Codes in the Clouds

Paper Canyon

(Erased Tapes; 2009)

By George Bass | 18 May 2009

What’s the best way to pay tribute to your idols? You clone them, of course, and clone them so totally you could murder and replace the originals. Explosions in the Sky, Codes in the Clouds—one doesn’t need a CSI head on to predict a band called Angst in the Atmosphere will surface sometime round 2018, ready to take the torch even higher. The only gripe will be which side of the Atlantic they hail from. Until recently, I’d have said left, with the UK having garnered an unfortunate rep for being the Status Quo of post-rock: shaky, piss-tinted, and playing confused sets of new duds and classics. Well, perhaps not for long—cinematic Dartford quintet Codes in the Clouds are battling hard for national approval, joining the likes of Upcdownc as they wheel out the cinematic big guns (production courtesy of Yourcodenameis:milo’s Justin Lockey and a band name drawn from the most middle-class book ever written). They’ve already cultivated rave reviews from the zines still smitten with post-rock, and now their hotly-tipped debut Paper Canyon (a salute to Aylesford Newsprint, perhaps?) is set to pass out in style; it’s good, a gathering of six super-standard instrumentals that rumble and soar like a crush.

But there’re no days of aching or loneliness here, as Paper Canyon is a remarkably tight ship, more about action than drool and pondering. In thirty-nine minutes, the Cloudmen (eh?) show they know how to shoot their very own hardy action feature, with the recurrence of the term cinematic in their press sheet neatly explaining the crescendos. The love scene: “Distant Street Lights” and its pure shy glee, an Ulrich Schnauss melody that pounces like a tiger. The showdown: the fragile tinkle that goes Mogwai-monstrous for “You Are Not What You Think You Are,” heavenly feedback chiming. Unlike other aspiring post-rock noodlers, Codes in the Clouds are aiming to break formula as often as follow it, prevented from sinking in indulgent quicksand by the rueful eye of Justin Lockey. He allows his boys to fluctuate from soppy piano picks to lush, pounding heroism and epic rabbit-punches of distortion, all in the space of one track. Any suggestions of the obligatory two-bar-riff-expanded-into-quarter-hour-power-dirges were obviously quashed long before the first sessions.

Presumably, that’s why it’s not till the final two movements that eat Canyon‘s b-side that things go all out stellar. Patience is a prerequisite with these more orthodox pieces, but they’re absolved of potential whiffs of laziness by the way the band build on blueprints, honouring their favourite dins. It’s not a regression by any means—the Cloudmen are good at the objectives they set themselves, frequently capable of a flourish even when deep in the jam (at two seconds you know precisely how one movement’s going to unfold; at four seconds you’re seeing things afresh). Even the shamefaced rip-off of Explosions in the Sky for album opener “Fractures” isn’t 100% theft; in its rendering here it becomes doubly euphoric, telling you this is post-rock for lovemaking rather than moping alone with the tissues.

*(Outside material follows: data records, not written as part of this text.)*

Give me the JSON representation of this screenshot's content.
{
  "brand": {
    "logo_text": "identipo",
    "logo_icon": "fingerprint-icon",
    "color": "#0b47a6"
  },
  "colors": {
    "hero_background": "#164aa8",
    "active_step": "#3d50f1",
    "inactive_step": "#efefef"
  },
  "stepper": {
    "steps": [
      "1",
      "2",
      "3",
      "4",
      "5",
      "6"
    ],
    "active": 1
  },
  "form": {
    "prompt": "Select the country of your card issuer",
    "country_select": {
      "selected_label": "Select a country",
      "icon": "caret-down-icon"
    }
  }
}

The emotions finally erupt in technicolor on hulking adagio “The Distance Between Us,” restoring glory like old Christmas lights and dazzling for all of its ten minutes. It goes to confirm that, in the right hands, post-rock works like a dentist, extracting bicuspids of bloody emotion from the mouths of people with weak spots. Stagnation will always remain a menace until things evolve a little, though, and for Codes in the Clouds to graduate from Epic OK to Groundbreaking Sophomore Assault they should consider an injection of mischief. That’s something I’ve always dreamt of seeing: a po-faced post-rock outfit who write songs with Al Yankovic titles. “I Fly To Spiderland.” “Lift Your Skinny Fists Like Antennas To Fix The TV.”